*** Opening of STUDY MATERIAL ***

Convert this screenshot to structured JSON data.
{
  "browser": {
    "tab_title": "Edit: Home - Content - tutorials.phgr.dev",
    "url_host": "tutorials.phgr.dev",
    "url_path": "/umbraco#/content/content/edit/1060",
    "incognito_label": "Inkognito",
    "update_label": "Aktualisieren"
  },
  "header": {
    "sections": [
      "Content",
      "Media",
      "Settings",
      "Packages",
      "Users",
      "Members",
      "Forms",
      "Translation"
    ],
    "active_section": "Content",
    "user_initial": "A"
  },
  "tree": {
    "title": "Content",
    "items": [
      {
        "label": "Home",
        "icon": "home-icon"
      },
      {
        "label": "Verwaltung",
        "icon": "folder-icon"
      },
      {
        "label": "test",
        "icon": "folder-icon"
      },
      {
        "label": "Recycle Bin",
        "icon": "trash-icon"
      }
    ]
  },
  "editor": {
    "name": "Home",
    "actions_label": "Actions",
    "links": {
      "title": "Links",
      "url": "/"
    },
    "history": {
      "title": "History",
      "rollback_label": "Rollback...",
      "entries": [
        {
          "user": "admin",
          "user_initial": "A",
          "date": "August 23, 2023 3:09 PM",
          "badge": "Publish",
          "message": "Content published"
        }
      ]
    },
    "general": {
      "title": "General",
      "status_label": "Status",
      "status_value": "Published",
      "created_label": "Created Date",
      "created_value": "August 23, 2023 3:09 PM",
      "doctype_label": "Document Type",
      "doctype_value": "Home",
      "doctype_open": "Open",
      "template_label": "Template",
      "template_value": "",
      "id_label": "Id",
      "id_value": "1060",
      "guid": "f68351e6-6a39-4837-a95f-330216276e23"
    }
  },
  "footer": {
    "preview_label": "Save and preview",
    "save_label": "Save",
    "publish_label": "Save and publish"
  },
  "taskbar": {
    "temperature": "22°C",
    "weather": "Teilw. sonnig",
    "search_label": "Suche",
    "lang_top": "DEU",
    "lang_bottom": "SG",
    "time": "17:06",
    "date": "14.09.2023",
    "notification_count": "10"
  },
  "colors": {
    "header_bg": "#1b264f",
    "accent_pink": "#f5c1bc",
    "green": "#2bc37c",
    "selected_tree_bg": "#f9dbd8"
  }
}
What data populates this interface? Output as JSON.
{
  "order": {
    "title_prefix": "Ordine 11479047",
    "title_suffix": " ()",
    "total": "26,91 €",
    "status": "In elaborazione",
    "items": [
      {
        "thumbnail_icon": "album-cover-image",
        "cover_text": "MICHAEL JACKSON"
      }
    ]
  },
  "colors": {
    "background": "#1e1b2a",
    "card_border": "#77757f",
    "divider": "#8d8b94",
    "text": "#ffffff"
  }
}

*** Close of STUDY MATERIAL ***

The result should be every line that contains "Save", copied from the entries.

    "preview_label": "Save and preview",
    "save_label": "Save",
    "publish_label": "Save and publish"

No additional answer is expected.